» Data excerpts:
□ □ □ □

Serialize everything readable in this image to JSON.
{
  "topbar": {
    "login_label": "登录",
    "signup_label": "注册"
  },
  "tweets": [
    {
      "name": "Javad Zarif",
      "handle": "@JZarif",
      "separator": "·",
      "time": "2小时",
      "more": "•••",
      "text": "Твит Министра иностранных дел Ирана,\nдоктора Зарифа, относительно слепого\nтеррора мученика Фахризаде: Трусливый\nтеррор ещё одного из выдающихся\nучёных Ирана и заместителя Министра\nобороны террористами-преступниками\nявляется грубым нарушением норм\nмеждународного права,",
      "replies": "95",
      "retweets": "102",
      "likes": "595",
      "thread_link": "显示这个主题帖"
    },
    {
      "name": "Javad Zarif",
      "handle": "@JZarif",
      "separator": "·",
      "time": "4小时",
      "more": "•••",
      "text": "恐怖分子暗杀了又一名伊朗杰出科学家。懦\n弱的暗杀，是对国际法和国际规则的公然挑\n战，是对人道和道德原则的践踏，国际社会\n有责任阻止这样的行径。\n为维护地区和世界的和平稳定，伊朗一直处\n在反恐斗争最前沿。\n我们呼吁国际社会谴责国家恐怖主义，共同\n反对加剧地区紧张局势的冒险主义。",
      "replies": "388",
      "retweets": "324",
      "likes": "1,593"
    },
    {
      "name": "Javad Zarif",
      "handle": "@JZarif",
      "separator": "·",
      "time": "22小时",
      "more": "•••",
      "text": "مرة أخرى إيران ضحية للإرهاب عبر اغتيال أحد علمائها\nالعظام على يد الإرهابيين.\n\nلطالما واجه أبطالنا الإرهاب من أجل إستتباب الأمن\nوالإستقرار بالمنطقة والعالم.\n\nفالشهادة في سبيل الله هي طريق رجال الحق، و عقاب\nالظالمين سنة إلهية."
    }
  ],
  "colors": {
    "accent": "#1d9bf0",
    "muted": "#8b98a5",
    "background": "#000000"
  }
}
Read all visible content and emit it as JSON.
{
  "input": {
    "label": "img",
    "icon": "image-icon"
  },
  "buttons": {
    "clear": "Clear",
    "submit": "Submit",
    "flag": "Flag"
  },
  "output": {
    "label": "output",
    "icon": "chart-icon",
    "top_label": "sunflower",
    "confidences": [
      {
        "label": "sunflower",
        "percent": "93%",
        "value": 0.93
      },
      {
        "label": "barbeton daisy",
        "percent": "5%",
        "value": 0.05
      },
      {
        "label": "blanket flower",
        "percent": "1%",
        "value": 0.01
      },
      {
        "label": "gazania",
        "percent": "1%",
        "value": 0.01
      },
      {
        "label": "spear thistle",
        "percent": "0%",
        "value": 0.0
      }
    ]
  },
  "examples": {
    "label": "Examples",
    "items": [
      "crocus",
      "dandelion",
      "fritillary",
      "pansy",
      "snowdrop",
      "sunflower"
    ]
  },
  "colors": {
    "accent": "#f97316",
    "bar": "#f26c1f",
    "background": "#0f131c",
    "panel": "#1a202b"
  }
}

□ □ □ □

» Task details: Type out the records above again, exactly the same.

» Result:
Serialize everything readable in this image to JSON.
{
  "topbar": {
    "login_label": "登录",
    "signup_label": "注册"
  },
  "tweets": [
    {
      "name": "Javad Zarif",
      "handle": "@JZarif",
      "separator": "·",
      "time": "2小时",
      "more": "•••",
      "text": "Твит Министра иностранных дел Ирана,\nдоктора Зарифа, относительно слепого\nтеррора мученика Фахризаде: Трусливый\nтеррор ещё одного из выдающихся\nучёных Ирана и заместителя Министра\nобороны террористами-преступниками\nявляется грубым нарушением норм\nмеждународного права,",
      "replies": "95",
      "retweets": "102",
      "likes": "595",
      "thread_link": "显示这个主题帖"
    },
    {
      "name": "Javad Zarif",
      "handle": "@JZarif",
      "separator": "·",
      "time": "4小时",
      "more": "•••",
      "text": "恐怖分子暗杀了又一名伊朗杰出科学家。懦\n弱的暗杀，是对国际法和国际规则的公然挑\n战，是对人道和道德原则的践踏，国际社会\n有责任阻止这样的行径。\n为维护地区和世界的和平稳定，伊朗一直处\n在反恐斗争最前沿。\n我们呼吁国际社会谴责国家恐怖主义，共同\n反对加剧地区紧张局势的冒险主义。",
      "replies": "388",
      "retweets": "324",
      "likes": "1,593"
    },
    {
      "name": "Javad Zarif",
      "handle": "@JZarif",
      "separator": "·",
      "time": "22小时",
      "more": "•••",
      "text": "مرة أخرى إيران ضحية للإرهاب عبر اغتيال أحد علمائها\nالعظام على يد الإرهابيين.\n\nلطالما واجه أبطالنا الإرهاب من أجل إستتباب الأمن\nوالإستقرار بالمنطقة والعالم.\n\nفالشهادة في سبيل الله هي طريق رجال الحق، و عقاب\nالظالمين سنة إلهية."
    }
  ],
  "colors": {
    "accent": "#1d9bf0",
    "muted": "#8b98a5",
    "background": "#000000"
  }
}
Read all visible content and emit it as JSON.
{
  "input": {
    "label": "img",
    "icon": "image-icon"
  },
  "buttons": {
    "clear": "Clear",
    "submit": "Submit",
    "flag": "Flag"
  },
  "output": {
    "label": "output",
    "icon": "chart-icon",
    "top_label": "sunflower",
    "confidences": [
      {
        "label": "sunflower",
        "percent": "93%",
        "value": 0.93
      },
      {
        "label": "barbeton daisy",
        "percent": "5%",
        "value": 0.05
      },
      {
        "label": "blanket flower",
        "percent": "1%",
        "value": 0.01
      },
      {
        "label": "gazania",
        "percent": "1%",
        "value": 0.01
      },
      {
        "label": "spear thistle",
        "percent": "0%",
        "value": 0.0
      }
    ]
  },
  "examples": {
    "label": "Examples",
    "items": [
      "crocus",
      "dandelion",
      "fritillary",
      "pansy",
      "snowdrop",
      "sunflower"
    ]
  },
  "colors": {
    "accent": "#f97316",
    "bar": "#f26c1f",
    "background": "#0f131c",
    "panel": "#1a202b"
  }
}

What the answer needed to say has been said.